Scoring systems are frequently used to assess the severity of pediatric asthma exacerbations. The modified pulmonary index score (MPIS) has been found to be highly correlated with length of stay (LOS) in the pediatric intensive care unit (PICU). We sought to evaluate the use of the MPIS to predict hospital LOS for patients admitted to our PICU.
We retrospectively reviewed the medical records of pediatric asthma subjects aged 2-17 y admitted to our PICU between June 2014 and November 2017. We divided subjects a priori into 3 groups (low: MPIS 0-5; medium: MPIS 6-9; high: MPIS ≥ 10) based upon each subject's first MPIS documented in the PICU. Hospital LOS, PICU LOS, time on continuous albuterol, and increased respiratory support were compared between groups.
143 subjects were included. There were no differences for demographics, medical history, cause of exacerbations, or mean heart rate between groups. There were significant differences between groups for mean breathing frequency (P
< .001), [Formula: see text] (P
= .01), and [Formula: see text] (P
< .004). There were significant differences between groups for route of admission (P
= .02), high-flow nasal cannula use (P
< .001), and use of a helium-oxygen mixture (P
< .001). There were significant differences between groups for median hospital LOS (1.2 vs 2.3 vs 3.4 d, P
< .001), PICU LOS (0.39 vs 1.3 vs 2 d, P
< .001), and time on continuous albuterol (7.4 vs 20.6 vs 34.7 h, P
< .001). After adjusting for demographics and medical history, the incidence risk ratio for hospital LOS was 2.09 for PICU admission for an MPIS of 6-9 and 2.68 for an MPIS ≥ 10 when compared to an MPIS < 6.

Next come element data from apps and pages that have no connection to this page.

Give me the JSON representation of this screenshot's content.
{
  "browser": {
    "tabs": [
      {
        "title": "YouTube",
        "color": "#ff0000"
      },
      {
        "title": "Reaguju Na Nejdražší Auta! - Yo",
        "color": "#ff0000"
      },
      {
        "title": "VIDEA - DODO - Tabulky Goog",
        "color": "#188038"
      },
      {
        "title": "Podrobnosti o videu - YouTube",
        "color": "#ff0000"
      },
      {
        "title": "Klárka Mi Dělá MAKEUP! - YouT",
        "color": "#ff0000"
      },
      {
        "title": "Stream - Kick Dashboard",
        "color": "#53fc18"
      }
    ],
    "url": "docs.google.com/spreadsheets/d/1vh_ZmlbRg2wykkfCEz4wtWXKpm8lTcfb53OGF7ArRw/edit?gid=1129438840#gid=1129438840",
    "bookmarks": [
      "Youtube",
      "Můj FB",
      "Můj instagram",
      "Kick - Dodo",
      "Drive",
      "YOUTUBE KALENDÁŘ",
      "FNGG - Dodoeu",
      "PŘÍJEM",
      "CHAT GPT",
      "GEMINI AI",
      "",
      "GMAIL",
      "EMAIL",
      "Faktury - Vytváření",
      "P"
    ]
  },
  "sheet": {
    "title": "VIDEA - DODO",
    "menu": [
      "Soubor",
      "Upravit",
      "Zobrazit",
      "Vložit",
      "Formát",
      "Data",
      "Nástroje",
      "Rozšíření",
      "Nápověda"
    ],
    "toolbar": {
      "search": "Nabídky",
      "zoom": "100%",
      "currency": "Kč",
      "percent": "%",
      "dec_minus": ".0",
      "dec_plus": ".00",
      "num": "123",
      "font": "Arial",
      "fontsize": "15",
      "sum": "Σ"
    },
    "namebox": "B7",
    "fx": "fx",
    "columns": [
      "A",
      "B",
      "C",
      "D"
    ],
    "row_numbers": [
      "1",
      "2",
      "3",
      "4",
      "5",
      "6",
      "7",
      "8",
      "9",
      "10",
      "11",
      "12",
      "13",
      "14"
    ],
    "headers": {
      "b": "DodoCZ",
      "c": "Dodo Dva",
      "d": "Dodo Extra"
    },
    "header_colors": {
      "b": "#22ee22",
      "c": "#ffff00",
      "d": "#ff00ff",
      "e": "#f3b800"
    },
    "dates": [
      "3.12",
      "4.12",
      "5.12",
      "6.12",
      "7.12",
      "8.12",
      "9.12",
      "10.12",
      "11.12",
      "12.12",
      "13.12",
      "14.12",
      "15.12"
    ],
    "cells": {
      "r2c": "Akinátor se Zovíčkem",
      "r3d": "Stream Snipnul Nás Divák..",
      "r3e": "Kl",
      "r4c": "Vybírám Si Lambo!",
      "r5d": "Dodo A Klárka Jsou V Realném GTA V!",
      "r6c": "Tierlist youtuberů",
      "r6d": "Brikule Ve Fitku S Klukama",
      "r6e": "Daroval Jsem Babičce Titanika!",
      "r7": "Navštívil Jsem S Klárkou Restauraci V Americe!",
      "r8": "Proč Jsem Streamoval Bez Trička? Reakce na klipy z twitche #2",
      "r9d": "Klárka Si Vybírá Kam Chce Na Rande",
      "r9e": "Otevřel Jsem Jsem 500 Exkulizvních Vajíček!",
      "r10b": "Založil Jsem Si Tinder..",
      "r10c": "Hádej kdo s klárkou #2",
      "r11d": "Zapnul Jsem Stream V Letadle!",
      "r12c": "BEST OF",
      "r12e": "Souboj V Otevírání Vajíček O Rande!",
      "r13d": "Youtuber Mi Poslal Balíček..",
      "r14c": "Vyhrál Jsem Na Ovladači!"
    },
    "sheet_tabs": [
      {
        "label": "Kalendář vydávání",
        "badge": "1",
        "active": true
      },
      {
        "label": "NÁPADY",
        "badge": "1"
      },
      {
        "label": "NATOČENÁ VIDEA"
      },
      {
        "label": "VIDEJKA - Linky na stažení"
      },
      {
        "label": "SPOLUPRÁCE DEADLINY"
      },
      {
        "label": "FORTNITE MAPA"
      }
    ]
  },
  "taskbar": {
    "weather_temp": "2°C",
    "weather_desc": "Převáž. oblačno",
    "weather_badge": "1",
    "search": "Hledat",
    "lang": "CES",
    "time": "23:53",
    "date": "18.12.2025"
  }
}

The MPIS thresholds used in our pathway appropriately predicted LOS in our cohort of subjects with asthma admitted to the PICU. Higher MPIS was associated with increased hospital LOS, PICU LOS, and time on continuous albuterol.